» **EXERCISE GOAL**
The response should consist of the data reproduced word for word.

[Collected data entries]
+ + + + +

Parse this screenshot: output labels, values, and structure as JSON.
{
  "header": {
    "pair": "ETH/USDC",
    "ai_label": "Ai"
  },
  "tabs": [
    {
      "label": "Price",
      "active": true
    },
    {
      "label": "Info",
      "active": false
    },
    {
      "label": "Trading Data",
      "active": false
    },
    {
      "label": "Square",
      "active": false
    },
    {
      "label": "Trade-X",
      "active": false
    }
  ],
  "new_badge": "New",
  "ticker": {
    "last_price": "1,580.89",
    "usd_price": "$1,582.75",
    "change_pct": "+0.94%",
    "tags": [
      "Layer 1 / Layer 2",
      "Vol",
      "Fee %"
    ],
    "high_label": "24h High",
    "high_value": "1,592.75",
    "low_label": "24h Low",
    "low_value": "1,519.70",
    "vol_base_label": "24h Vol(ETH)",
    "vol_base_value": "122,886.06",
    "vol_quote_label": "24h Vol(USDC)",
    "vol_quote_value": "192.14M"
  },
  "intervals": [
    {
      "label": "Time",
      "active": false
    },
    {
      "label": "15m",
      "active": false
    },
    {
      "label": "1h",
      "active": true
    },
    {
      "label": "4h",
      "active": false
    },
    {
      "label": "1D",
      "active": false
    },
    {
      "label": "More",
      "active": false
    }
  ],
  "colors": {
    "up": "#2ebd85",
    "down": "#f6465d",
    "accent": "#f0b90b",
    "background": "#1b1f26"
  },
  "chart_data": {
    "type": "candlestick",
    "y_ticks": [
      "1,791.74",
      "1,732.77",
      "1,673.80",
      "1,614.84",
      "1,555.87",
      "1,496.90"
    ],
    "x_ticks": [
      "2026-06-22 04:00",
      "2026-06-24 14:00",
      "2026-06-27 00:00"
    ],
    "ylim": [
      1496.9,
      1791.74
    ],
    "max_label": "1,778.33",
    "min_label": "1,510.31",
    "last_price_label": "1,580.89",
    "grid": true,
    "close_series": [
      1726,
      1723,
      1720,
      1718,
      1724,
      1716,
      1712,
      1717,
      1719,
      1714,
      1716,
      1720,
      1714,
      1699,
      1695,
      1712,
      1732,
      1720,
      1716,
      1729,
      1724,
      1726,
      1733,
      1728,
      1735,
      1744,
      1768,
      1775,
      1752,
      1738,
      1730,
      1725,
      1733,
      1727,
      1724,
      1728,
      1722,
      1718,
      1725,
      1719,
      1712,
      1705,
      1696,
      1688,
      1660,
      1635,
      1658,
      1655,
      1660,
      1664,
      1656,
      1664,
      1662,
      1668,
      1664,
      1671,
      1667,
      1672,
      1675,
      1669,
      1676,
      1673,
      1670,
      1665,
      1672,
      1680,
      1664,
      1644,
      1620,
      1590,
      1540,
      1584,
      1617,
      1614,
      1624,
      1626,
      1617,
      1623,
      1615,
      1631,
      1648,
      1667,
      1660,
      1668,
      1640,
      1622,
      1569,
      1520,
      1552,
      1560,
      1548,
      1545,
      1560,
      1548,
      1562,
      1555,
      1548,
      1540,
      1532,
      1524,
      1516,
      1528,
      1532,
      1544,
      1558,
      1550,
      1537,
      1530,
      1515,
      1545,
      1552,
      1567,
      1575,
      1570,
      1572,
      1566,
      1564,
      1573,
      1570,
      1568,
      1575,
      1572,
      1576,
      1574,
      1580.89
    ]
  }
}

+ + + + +

» **TASK ANSWER**
Parse this screenshot: output labels, values, and structure as JSON.
{
  "header": {
    "pair": "ETH/USDC",
    "ai_label": "Ai"
  },
  "tabs": [
    {
      "label": "Price",
      "active": true
    },
    {
      "label": "Info",
      "active": false
    },
    {
      "label": "Trading Data",
      "active": false
    },
    {
      "label": "Square",
      "active": false
    },
    {
      "label": "Trade-X",
      "active": false
    }
  ],
  "new_badge": "New",
  "ticker": {
    "last_price": "1,580.89",
    "usd_price": "$1,582.75",
    "change_pct": "+0.94%",
    "tags": [
      "Layer 1 / Layer 2",
      "Vol",
      "Fee %"
    ],
    "high_label": "24h High",
    "high_value": "1,592.75",
    "low_label": "24h Low",
    "low_value": "1,519.70",
    "vol_base_label": "24h Vol(ETH)",
    "vol_base_value": "122,886.06",
    "vol_quote_label": "24h Vol(USDC)",
    "vol_quote_value": "192.14M"
  },
  "intervals": [
    {
      "label": "Time",
      "active": false
    },
    {
      "label": "15m",
      "active": false
    },
    {
      "label": "1h",
      "active": true
    },
    {
      "label": "4h",
      "active": false
    },
    {
      "label": "1D",
      "active": false
    },
    {
      "label": "More",
      "active": false
    }
  ],
  "colors": {
    "up": "#2ebd85",
    "down": "#f6465d",
    "accent": "#f0b90b",
    "background": "#1b1f26"
  },
  "chart_data": {
    "type": "candlestick",
    "y_ticks": [
      "1,791.74",
      "1,732.77",
      "1,673.80",
      "1,614.84",
      "1,555.87",
      "1,496.90"
    ],
    "x_ticks": [
      "2026-06-22 04:00",
      "2026-06-24 14:00",
      "2026-06-27 00:00"
    ],
    "ylim": [
      1496.9,
      1791.74
    ],
    "max_label": "1,778.33",
    "min_label": "1,510.31",
    "last_price_label": "1,580.89",
    "grid": true,
    "close_series": [
      1726,
      1723,
      1720,
      1718,
      1724,
      1716,
      1712,
      1717,
      1719,
      1714,
      1716,
      1720,
      1714,
      1699,
      1695,
      1712,
      1732,
      1720,
      1716,
      1729,
      1724,
      1726,
      1733,
      1728,
      1735,
      1744,
      1768,
      1775,
      1752,
      1738,
      1730,
      1725,
      1733,
      1727,
      1724,
      1728,
      1722,
      1718,
      1725,
      1719,
      1712,
      1705,
      1696,
      1688,
      1660,
      1635,
      1658,
      1655,
      1660,
      1664,
      1656,
      1664,
      1662,
      1668,
      1664,
      1671,
      1667,
      1672,
      1675,
      1669,
      1676,
      1673,
      1670,
      1665,
      1672,
      1680,
      1664,
      1644,
      1620,
      1590,
      1540,
      1584,
      1617,
      1614,
      1624,
      1626,
      1617,
      1623,
      1615,
      1631,
      1648,
      1667,
      1660,
      1668,
      1640,
      1622,
      1569,
      1520,
      1552,
      1560,
      1548,
      1545,
      1560,
      1548,
      1562,
      1555,
      1548,
      1540,
      1532,
      1524,
      1516,
      1528,
      1532,
      1544,
      1558,
      1550,
      1537,
      1530,
      1515,
      1545,
      1552,
      1567,
      1575,
      1570,
      1572,
      1566,
      1564,
      1573,
      1570,
      1568,
      1575,
      1572,
      1576,
      1574,
      1580.89
    ]
  }
}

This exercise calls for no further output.